Location
Cheshire, England
What kind of car was that if you don't mind me asking? I'm interested in seeing what a centrifugal system looks like.

It was the original fiat 500 back in the 60's. This was the plate that had to be removed to be cleaned out. The filter was built into the crankshaft pulley which was hollow to allow oil to enter in the centre and be spun out wards as the pulley rotated. Very simple really.

Coperchio-centrifuga-Fiat-500-126-small-23894-545.jpg
 

Owen Lucas

Thread starter
Joined
Sep 5, 2021
Messages
1,423
It was the original fiat 500 back in the 60's. This was the plate that had to be removed to be cleaned out. The filter was built into the crankshaft pulley which was hollow to allow oil to enter in the centre and be spun out wards as the pulley rotated. Very simple really.

View attachment 124898
Very interesting, a simple mechanical solution, just fling the oil against the wall of a container, let the sludge accumulate and then scrape it off. I don't think it would work on a modern engine though with all of the modern detergents unless you really never change the oil.
 
Last edited:
Joined
Jul 9, 2008
Messages
3,599
Location
British Columbia, Canada
I remember the oil bath air cleaner on my Dad's '54 DeSoto Firedome. I believe "Firedome" was the name of the car model,
I assume the engine (a hemi) had its own marketing nickname.
My '63 Chevy II came with an oil bath air filter (or maybe it was an oil soaked filter - who knows with this old school technology). The first thing I did was replace it with a cylindrical paper air filter.
 
Joined
Mar 12, 2015
Messages
23,145
Location
In the shop
Can anyone provide some insight on what any other types of filtration or oil cleaning was used before 1922, when the first Purolator canister filter came out. Below is a timeline I put together from some online reading but would like to see what the BITOG community can add.

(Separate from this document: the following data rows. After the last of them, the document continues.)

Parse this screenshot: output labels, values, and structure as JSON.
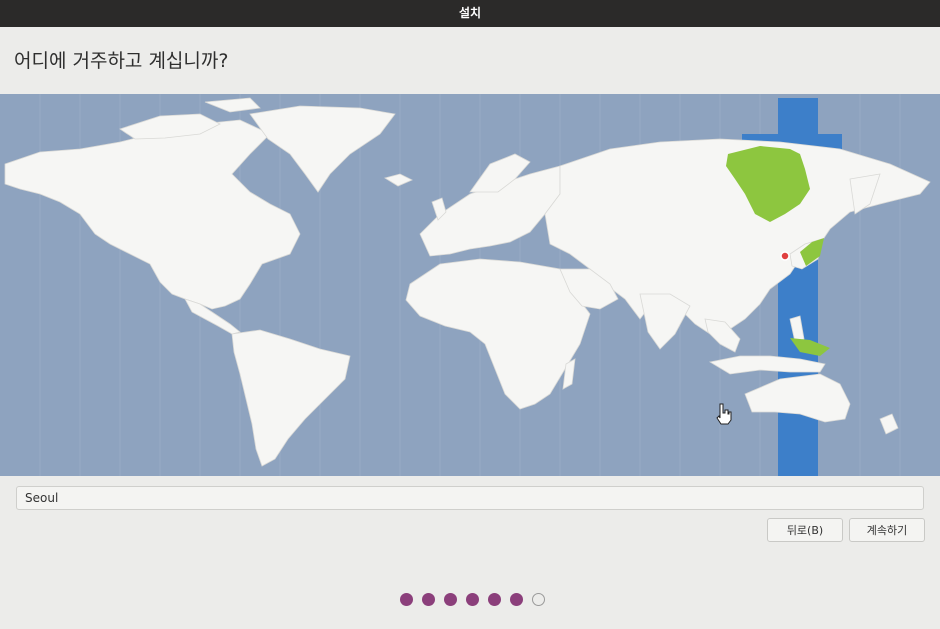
{
  "window": {
    "title": "설치"
  },
  "page": {
    "heading": "어디에 거주하고 계십니까?"
  },
  "map": {
    "selected_city": "Seoul",
    "ocean_color": "#8ea3bf",
    "land_color": "#f6f6f4",
    "timezone_band_color": "#3d7fc9",
    "highlight_color": "#8dc63f",
    "marker_color": "#e04040"
  },
  "timezone": {
    "value": "Seoul"
  },
  "buttons": {
    "back_label": "뒤로(B)",
    "continue_label": "계속하기"
  },
  "progress": {
    "total_steps": 7,
    "completed_steps": 6,
    "filled_color": "#8b3f7b"
  }
}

Modern Spin on Oil Filter (50's to present)->

Cartridge filters (30's to present) ->

Sealed canister filters (20's to 30's) ->

Sump oil Screens/mesh used before filters? (?? to present) ->

Engine oilers / lubricators (total-loss system) were used to feed friction areas oil on 2 cycle engines (advent of the combustion engine to steam era?)

From what I could gather, screens and meshes were used on Brass Era wet sump engines. Not that those were serviceable, they were just catastrophic failure protection. Those engines that didn't have any protection, that was it, deal with the wear and change your oil often?

For example: The Model A didn't have an engine oil filter, just a screen in the oil pump. The 1903 Olds Runabout was a 2 stroke, used oilers, like hit and miss farm engines and steam engine cylinders.


On the one navy ship I was in; the Waukesha engines uses a centrifuge setup. Oil fed into it and contaminants stuck to walls of the centrifuge. Every so many hours we removed the element and scraped the stuff off with paint scrapers and rinsed element with kerosene. We used Rotella T4 15w40 HDEO oil also
 
Top